**Work task:** Show every line of the data that contains the string "mybatis".

**Material provided:**
◆ ◆ ◆

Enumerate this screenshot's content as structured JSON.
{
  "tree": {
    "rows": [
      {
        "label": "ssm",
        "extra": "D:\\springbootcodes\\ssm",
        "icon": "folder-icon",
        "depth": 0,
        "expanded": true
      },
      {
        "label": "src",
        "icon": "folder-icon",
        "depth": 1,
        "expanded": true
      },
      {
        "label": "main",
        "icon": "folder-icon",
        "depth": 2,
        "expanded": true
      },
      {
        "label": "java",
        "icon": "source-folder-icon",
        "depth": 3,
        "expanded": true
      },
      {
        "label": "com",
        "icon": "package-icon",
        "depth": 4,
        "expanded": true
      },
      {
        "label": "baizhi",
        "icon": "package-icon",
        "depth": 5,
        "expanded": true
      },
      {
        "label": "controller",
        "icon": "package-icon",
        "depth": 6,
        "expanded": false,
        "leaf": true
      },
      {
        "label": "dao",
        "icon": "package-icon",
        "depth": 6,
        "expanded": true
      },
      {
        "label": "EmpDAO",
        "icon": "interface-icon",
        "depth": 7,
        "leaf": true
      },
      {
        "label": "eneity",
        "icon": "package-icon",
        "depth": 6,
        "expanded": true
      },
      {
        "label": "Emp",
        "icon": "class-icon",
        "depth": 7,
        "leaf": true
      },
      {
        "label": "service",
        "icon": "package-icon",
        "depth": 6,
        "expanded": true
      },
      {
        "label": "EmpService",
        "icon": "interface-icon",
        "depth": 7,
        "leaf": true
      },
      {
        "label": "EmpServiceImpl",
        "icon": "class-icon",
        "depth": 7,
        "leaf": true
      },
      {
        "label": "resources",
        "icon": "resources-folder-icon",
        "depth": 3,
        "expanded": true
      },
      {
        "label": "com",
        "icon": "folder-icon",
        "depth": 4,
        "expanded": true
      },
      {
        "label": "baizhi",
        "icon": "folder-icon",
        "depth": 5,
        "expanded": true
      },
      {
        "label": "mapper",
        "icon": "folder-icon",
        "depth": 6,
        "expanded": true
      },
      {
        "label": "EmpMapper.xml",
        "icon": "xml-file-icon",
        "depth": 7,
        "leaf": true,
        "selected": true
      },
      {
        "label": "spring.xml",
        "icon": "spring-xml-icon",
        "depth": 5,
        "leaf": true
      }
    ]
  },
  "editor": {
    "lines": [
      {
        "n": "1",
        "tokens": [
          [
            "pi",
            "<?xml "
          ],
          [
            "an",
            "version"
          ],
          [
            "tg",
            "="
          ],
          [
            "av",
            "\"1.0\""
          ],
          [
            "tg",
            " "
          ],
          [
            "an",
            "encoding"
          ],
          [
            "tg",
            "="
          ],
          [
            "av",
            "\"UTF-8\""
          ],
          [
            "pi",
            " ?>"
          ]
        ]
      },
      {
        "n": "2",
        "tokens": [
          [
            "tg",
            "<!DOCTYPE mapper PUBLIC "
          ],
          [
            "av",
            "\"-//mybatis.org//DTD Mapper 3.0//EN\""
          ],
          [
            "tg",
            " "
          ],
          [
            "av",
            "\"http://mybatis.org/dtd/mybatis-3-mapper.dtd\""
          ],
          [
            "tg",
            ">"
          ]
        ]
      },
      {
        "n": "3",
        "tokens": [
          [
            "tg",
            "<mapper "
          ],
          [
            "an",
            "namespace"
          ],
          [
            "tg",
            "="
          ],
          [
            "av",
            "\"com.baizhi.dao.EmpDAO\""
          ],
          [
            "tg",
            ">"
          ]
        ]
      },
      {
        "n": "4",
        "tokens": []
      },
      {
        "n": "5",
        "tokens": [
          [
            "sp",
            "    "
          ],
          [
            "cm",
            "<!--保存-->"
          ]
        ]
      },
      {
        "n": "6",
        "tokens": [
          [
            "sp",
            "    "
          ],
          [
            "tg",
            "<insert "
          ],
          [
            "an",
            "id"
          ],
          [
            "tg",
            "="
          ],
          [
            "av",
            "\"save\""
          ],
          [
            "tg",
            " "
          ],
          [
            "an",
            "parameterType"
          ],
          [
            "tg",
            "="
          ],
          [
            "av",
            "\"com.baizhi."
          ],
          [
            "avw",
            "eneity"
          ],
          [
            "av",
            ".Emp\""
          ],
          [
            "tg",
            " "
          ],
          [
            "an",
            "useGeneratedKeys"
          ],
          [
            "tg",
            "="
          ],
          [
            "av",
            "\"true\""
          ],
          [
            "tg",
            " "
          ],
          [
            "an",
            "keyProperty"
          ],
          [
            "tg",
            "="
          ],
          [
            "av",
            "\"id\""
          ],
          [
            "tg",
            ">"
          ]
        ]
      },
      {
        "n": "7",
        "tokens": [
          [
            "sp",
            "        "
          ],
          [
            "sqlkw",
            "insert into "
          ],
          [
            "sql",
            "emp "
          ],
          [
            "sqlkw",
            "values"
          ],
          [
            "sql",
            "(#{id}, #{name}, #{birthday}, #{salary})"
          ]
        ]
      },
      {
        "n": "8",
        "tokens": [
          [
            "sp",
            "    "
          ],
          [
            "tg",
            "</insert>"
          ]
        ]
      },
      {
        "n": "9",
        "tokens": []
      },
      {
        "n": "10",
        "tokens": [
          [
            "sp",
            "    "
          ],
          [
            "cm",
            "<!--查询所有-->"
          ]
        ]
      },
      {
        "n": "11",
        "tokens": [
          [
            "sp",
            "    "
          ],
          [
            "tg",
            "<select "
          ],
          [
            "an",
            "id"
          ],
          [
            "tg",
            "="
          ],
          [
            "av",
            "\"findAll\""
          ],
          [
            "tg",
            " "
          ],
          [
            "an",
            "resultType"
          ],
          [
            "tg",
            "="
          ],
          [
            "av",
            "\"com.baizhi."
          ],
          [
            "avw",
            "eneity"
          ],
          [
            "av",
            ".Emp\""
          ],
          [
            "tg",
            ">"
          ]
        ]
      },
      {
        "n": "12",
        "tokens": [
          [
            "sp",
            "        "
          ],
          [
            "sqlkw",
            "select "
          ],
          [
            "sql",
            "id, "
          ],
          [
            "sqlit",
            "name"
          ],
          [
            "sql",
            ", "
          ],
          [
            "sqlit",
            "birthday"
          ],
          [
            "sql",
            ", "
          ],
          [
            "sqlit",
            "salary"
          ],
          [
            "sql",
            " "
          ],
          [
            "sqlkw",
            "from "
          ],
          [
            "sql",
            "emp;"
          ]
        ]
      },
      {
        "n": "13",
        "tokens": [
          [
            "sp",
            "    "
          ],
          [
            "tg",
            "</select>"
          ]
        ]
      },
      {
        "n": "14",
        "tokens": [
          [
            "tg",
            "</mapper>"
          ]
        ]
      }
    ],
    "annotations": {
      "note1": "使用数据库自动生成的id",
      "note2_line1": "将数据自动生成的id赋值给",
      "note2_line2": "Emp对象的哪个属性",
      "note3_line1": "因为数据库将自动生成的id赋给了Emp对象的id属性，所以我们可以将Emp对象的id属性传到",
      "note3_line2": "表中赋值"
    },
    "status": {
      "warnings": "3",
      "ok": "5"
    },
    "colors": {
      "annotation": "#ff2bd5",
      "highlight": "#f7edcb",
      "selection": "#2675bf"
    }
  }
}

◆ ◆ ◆

**Exercise solution:**
            "\"-//mybatis.org//DTD Mapper 3.0//EN\""
            "\"http://mybatis.org/dtd/mybatis-3-mapper.dtd\""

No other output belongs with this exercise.